And by the way, what a terrible misuse of Mark. A far better and more interesting use of the Mark character would have been to align him with Project Leda.
The Death of Paul. Was this really necessary? Yeah, sure, you gave him a heroic sendoff. Whoop-dee-doo. The Paul character morphed into a much more complicated, if slightly less appealing, character than he was in the beginning, while Sarah’s other love interest, Cal, remains a cypher. Dear writers, the show would be better if you’d kept Paul in the mix instead of blowing him to pieces. Besides, just like the writers of TWD did, you pulled A Shane. You took a great character, you assassinated his character, then you killed him off. Not. Cool. It’s easier to redeem a character in death than it is to write his redemption. Dear writers, you took the easy road. You’ve been doing that a lot lately. Stop it. The characters deserve better.
VILLAINS. Here’s where you’ve really jumped the Indominus Rex. A cartoon villain is boring. A villain, like a hero, must have an Achilles heel. Your villains have none. They see all, know all, are all powerful. Between the villains of Dyad, Castor, and the Prolethians, it seems the only people in the dark are the members of the Clone Club. C’mon. You can do better.
And now a word about the gratuitous graphic violence. Was it really necessary to beat Terrance to death? That scene was over the top graphic, pretty much unwatchable. How about this? What if, just sayin’ now, what if our villains had made a smart move… waited for Terrance to give Mrs. S. the information then followed her to the Castor original? No? Too complicated? And by the way- how do Castor and Dyad manage to co-opt every single contact Sarah and Mrs. S. make? Are they magical mind readers? Can they instantly transport themselves on their claw feet like the supernatural bathtub?
It makes no sense. In the beginning Dyad and Castor and the Prolethians knew nothing about the existence of Sarah Manning but now they know every single thing about her. And if they know every single thing about her and about Mrs. S., it stands to reason that both Dyad and Castor should have at least suspected the derivation of the original source material.
Plot holes. Sorry. Gaping plot holes.
P.S. By the way, if you’re trying to avoid attention from murderous cutthroats, don’t upload your profile and your picture onto a dating app, Cosima, AND don’t get up and sing in a pub, Mrs. S. Gratuitous scene, that. Yes, I know the actress can sing. I get it. But in Episode 9 we see nothing more than a few cutaway shots of Mrs. S. onstage. She sings a couple of lines. Well, we hear her sing a few words, and nothing more. It would have been better to let her sing her way through the credits. I say it was gratuitous because Mrs. S., Sarah, and Felix were specifically trying to stay under everyone’s radar. Like Tony’s random appearance, it was a way to showcase the actress’s talent without furthering the storyline.
P.P.S. Was it really necessary to Botwinize Alison?

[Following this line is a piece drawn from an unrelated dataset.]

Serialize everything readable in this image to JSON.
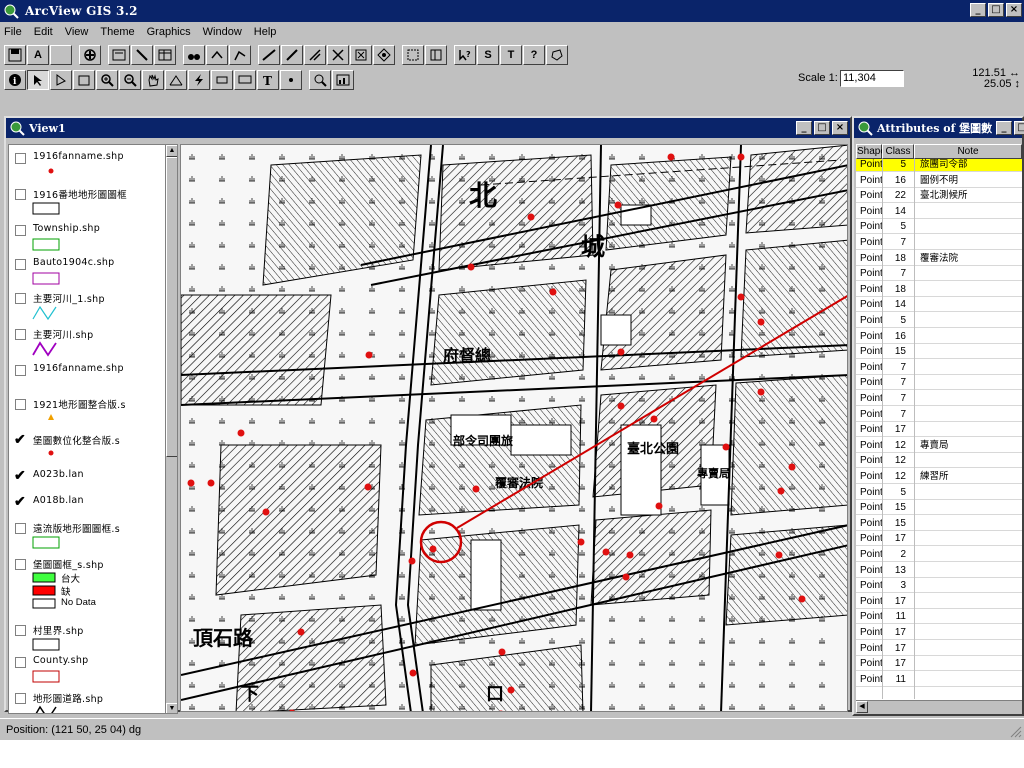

Seriously? Nancy Botwin she ain’t. And even Weeds lost its mojo after a few seasons. A few funny scenes with Donnie and Alison, but not necessary, although…

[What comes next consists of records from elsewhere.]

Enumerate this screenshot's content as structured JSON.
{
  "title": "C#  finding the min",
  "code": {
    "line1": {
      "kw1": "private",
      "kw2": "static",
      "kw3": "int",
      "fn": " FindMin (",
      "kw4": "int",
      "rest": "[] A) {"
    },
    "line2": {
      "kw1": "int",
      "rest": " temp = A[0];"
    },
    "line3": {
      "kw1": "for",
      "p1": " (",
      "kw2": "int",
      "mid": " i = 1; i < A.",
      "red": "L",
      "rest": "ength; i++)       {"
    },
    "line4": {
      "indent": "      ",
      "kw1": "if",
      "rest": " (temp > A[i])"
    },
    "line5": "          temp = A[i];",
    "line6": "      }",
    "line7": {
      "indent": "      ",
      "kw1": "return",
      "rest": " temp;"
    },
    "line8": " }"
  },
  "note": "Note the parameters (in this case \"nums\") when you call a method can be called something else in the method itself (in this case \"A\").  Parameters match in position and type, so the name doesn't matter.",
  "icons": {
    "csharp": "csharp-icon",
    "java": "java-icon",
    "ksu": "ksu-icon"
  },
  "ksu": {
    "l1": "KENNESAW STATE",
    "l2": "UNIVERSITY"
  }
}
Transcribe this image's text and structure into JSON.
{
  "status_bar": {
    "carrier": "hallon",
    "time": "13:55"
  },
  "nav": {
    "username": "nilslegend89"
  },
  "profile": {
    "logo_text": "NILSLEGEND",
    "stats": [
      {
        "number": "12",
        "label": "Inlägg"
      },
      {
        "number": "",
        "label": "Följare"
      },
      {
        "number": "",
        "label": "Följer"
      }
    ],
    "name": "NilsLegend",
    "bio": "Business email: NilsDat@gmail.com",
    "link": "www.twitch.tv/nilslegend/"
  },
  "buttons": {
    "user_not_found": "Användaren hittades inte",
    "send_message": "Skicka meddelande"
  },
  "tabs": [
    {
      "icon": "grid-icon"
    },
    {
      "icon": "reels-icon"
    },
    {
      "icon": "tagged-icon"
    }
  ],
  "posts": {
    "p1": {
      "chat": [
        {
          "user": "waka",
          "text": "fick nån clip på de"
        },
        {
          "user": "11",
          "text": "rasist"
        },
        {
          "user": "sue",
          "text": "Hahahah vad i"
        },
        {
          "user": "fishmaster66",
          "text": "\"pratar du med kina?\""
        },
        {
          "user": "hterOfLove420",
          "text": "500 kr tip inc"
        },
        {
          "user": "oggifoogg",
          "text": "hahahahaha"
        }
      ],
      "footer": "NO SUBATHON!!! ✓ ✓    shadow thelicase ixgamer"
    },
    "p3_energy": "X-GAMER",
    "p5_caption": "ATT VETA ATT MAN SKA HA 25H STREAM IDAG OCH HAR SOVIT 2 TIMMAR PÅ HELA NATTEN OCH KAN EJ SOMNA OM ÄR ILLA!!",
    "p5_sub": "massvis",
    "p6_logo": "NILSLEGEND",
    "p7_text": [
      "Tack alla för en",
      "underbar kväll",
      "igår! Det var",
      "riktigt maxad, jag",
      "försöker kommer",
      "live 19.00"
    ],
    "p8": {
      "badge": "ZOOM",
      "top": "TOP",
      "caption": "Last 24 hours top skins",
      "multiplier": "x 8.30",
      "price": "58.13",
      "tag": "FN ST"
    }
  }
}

If you hadn’t gone all Botwin on our asses we wouldn’t have been treated to Helena behaving in oh-so-delicious Helena fashion, taking matters into her own hands, protecting her new family and her precious babies.
Sublime this season: Helena. Helena and Donnie. Crystal. (Waste of a great new character and I could say more but I won’t.) Rachel. Pity you didn’t take the opportunity to make Rachel an honorary member of Clone Club. With a nice bit of writing she could have made a deliciously evil twin.

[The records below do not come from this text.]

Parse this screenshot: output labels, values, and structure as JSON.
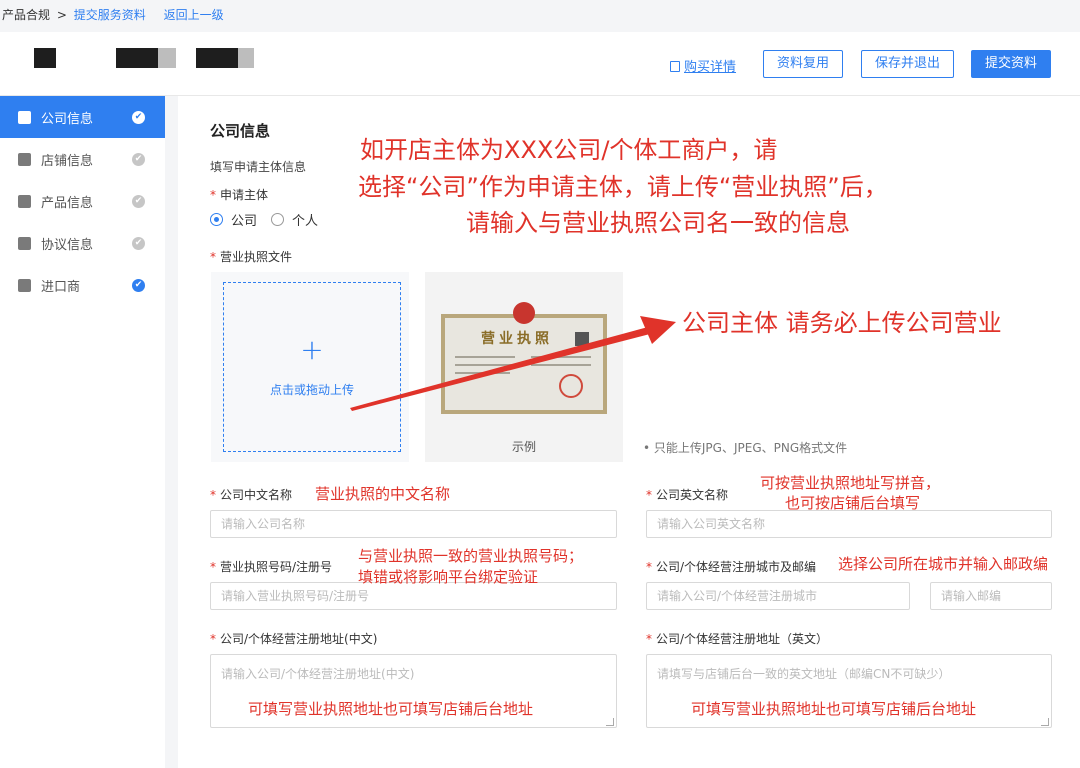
{
  "breadcrumb": {
    "root": "产品合规",
    "sep": ">",
    "current": "提交服务资料",
    "back": "返回上一级"
  },
  "header": {
    "buy_link": "购买详情",
    "btn_reuse": "资料复用",
    "btn_save_exit": "保存并退出",
    "btn_submit": "提交资料"
  },
  "sidebar": {
    "items": [
      {
        "label": "公司信息"
      },
      {
        "label": "店铺信息"
      },
      {
        "label": "产品信息"
      },
      {
        "label": "协议信息"
      },
      {
        "label": "进口商"
      }
    ]
  },
  "form": {
    "section_title": "公司信息",
    "sub_title": "填写申请主体信息",
    "applicant_label": "申请主体",
    "option_company": "公司",
    "option_personal": "个人",
    "license_label": "营业执照文件",
    "upload_plus": "+",
    "upload_text": "点击或拖动上传",
    "example_label": "示例",
    "license_title": "营业执照",
    "upload_hint": "• 只能上传JPG、JPEG、PNG格式文件",
    "cn_name_label": "公司中文名称",
    "cn_name_placeholder": "请输入公司名称",
    "en_name_label": "公司英文名称",
    "en_name_placeholder": "请输入公司英文名称",
    "license_no_label": "营业执照号码/注册号",
    "license_no_placeholder": "请输入营业执照号码/注册号",
    "city_label": "公司/个体经营注册城市及邮编",
    "city_placeholder": "请输入公司/个体经营注册城市",
    "zip_placeholder": "请输入邮编",
    "addr_cn_label": "公司/个体经营注册地址(中文)",
    "addr_cn_placeholder": "请输入公司/个体经营注册地址(中文)",
    "addr_en_label": "公司/个体经营注册地址（英文）",
    "addr_en_placeholder": "请填写与店铺后台一致的英文地址（邮编CN不可缺少）"
  },
  "annotations": {
    "top_line1": "如开店主体为XXX公司/个体工商户，请",
    "top_line2": "选择“公司”作为申请主体，请上传“营业执照”后，",
    "top_line3": "请输入与营业执照公司名一致的信息",
    "arrow_note": "公司主体 请务必上传公司营业",
    "cn_name_note": "营业执照的中文名称",
    "en_name_note1": "可按营业执照地址写拼音，",
    "en_name_note2": "也可按店铺后台填写",
    "license_no_note1": "与营业执照一致的营业执照号码；",
    "license_no_note2": "填错或将影响平台绑定验证",
    "city_note": "选择公司所在城市并输入邮政编",
    "addr_cn_note": "可填写营业执照地址也可填写店铺后台地址",
    "addr_en_note": "可填写营业执照地址也可填写店铺后台地址"
  },
  "colors": {
    "accent": "#2f7ff0",
    "annotation": "#e0332a"
  }
}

Dear writers, step it up or Season Four will be a no-go for me.